Updated: Apr 3,2018 9:15 AM

China is busy upgrading outdated rail systems and building new rail lines around the world. In Malaysia, a Chinese company is assembling trains to run on new or improved rail lines, providing jobs and boosting business in the process.

From Mombasa in East Africa to Malaysia in Southeast Asia, China is transforming transport in East Africa, financing and building several multibillion-dollar rail lines, including the Mombasa-Nairobi railway in Kenya, which will later link to Uganda, and a line from Addis Ababa to Djibouti.

Southeast Asia is another region where State-owned Chinese rail companies are deeply involved. China worked on a rail link from China’s south through Laos and on to Bangkok, and is building a high-speed rail line in Indonesia.

But China’s involvement is greatest in Malaysia. Malaysia is building a new mass rapid transit system, electrifying and double tracking the main north-south rail line, and building a new rail line from the big ports on the country’s east coast, through the capital to the underdeveloped east coast.

China is involved in many of those projects, including financing and leading construction of the $14 billion East Coast Rail Link.

China Railway Rollingstock Corp (CRRC) has been assembling hundreds of train sets for Malaysia’s suburban rail, light rail and long distance electric train systems.

“Malaysia is not strong in railway equipment production. So entering Malaysia’s market, we bring new opportunities for Malaysia in this field,” said Jiang Zhengguang, general manager of CRRC.

CRRC hopes to start assembling trains for the whole Association of Southeast Asian Nations (ASEAN) region at its Malaysian base.
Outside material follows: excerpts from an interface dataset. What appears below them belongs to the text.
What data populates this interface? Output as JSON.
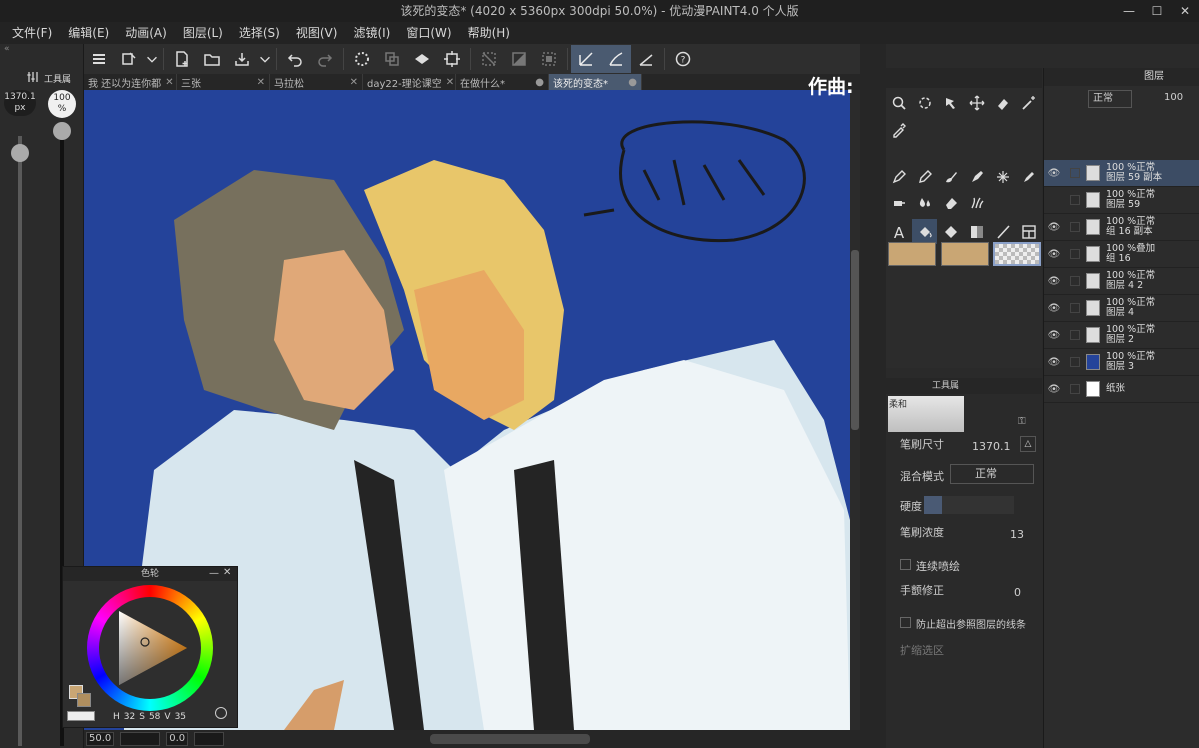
{
  "window": {
    "title": "该死的变态* (4020 x 5360px 300dpi 50.0%) - 优动漫PAINT4.0 个人版",
    "min": "—",
    "max": "☐",
    "close": "✕"
  },
  "menu": [
    "文件(F)",
    "编辑(E)",
    "动画(A)",
    "图层(L)",
    "选择(S)",
    "视图(V)",
    "滤镜(I)",
    "窗口(W)",
    "帮助(H)"
  ],
  "left": {
    "brush_size": "1370.1",
    "brush_unit": "px",
    "opacity": "100",
    "opacity_unit": "%",
    "panel_tab": "工具属"
  },
  "doc_tabs": [
    {
      "label": "我 还以为连你都",
      "active": false
    },
    {
      "label": "三张",
      "active": false
    },
    {
      "label": "马拉松",
      "active": false
    },
    {
      "label": "day22-理论课空",
      "active": false
    },
    {
      "label": "在做什么*",
      "active": false
    },
    {
      "label": "该死的变态*",
      "active": true
    }
  ],
  "watermark": "作曲: Natalie R Lu",
  "canvas": {
    "bg": "#24439a"
  },
  "color_wheel": {
    "title": "色轮",
    "h": "32",
    "s": "58",
    "v": "35",
    "h_label": "H",
    "s_label": "S",
    "v_label": "V",
    "main_color": "#c9a674"
  },
  "tool_panel": {
    "swatch_colors": [
      "#c9a674",
      "#c9a674"
    ]
  },
  "props": {
    "tabs": [
      "工具属"
    ],
    "brush_name": "柔和",
    "brush_size_label": "笔刷尺寸",
    "brush_size_value": "1370.1",
    "blend_label": "混合模式",
    "blend_value": "正常",
    "hardness_label": "硬度",
    "density_label": "笔刷浓度",
    "density_value": "13",
    "continuous_label": "连续喷绘",
    "stabilize_label": "手颤修正",
    "stabilize_value": "0",
    "no_exceed_label": "防止超出参照图层的线条",
    "expand_label": "扩缩选区"
  },
  "layers": {
    "tab_label": "图层",
    "blend": "正常",
    "opacity": "100",
    "items": [
      {
        "line1": "100 %正常",
        "line2": "图层 59 副本",
        "sel": true
      },
      {
        "line1": "100 %正常",
        "line2": "图层 59",
        "sel": false
      },
      {
        "line1": "100 %正常",
        "line2": "组 16 副本",
        "sel": false
      },
      {
        "line1": "100 %叠加",
        "line2": "组 16",
        "sel": false
      },
      {
        "line1": "100 %正常",
        "line2": "图层 4 2",
        "sel": false
      },
      {
        "line1": "100 %正常",
        "line2": "图层 4",
        "sel": false
      },
      {
        "line1": "100 %正常",
        "line2": "图层 2",
        "sel": false
      },
      {
        "line1": "100 %正常",
        "line2": "图层 3",
        "sel": false
      },
      {
        "line1": "",
        "line2": "纸张",
        "sel": false
      }
    ]
  },
  "status": {
    "zoom": "50.0",
    "angle": "0.0"
  }
}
But the undoubted prize for which China will compete with Japan, South Korea and European countries is the planned 350 km, $15 billion high-speed rail link between Kuala Lumpur and Singapore.
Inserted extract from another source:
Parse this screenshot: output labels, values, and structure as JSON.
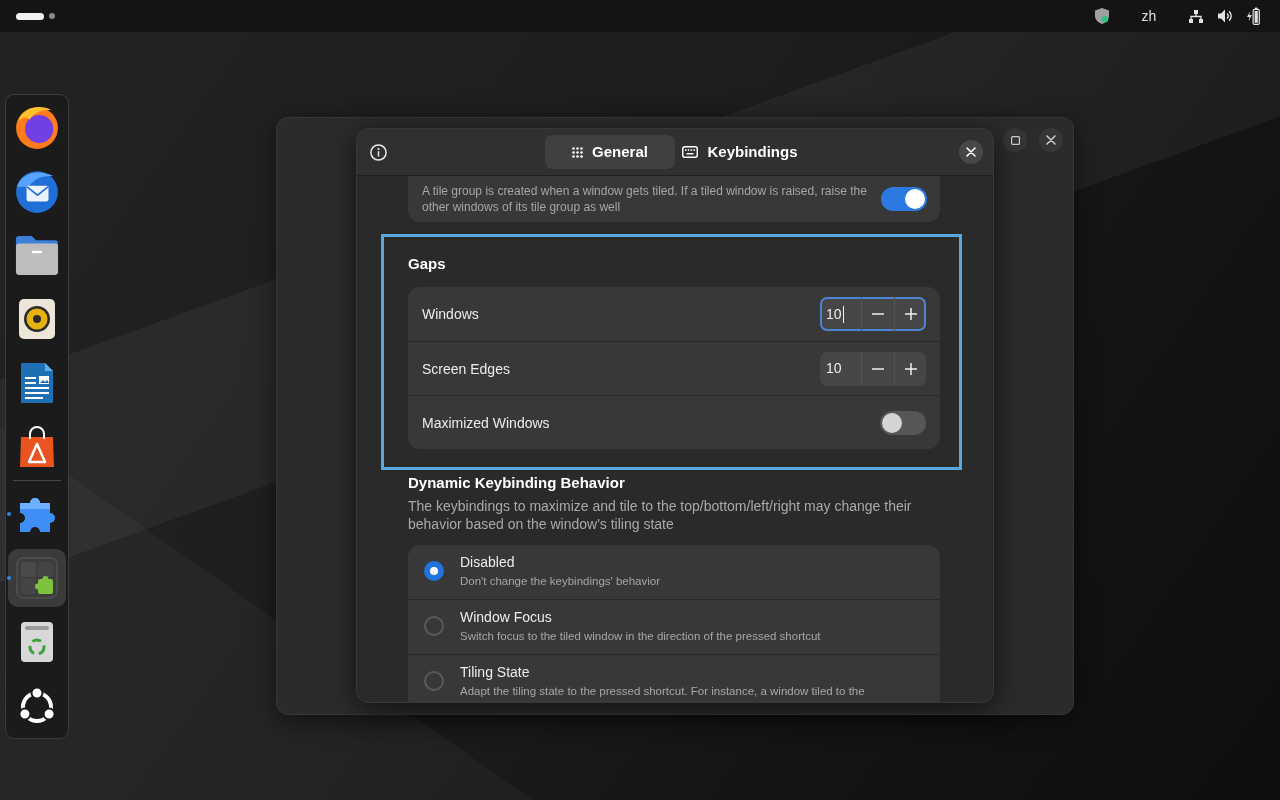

There will be stiff competition. But experts say that China is playing a leading role in Malaysia and ASEAN’s rail upgrading drive.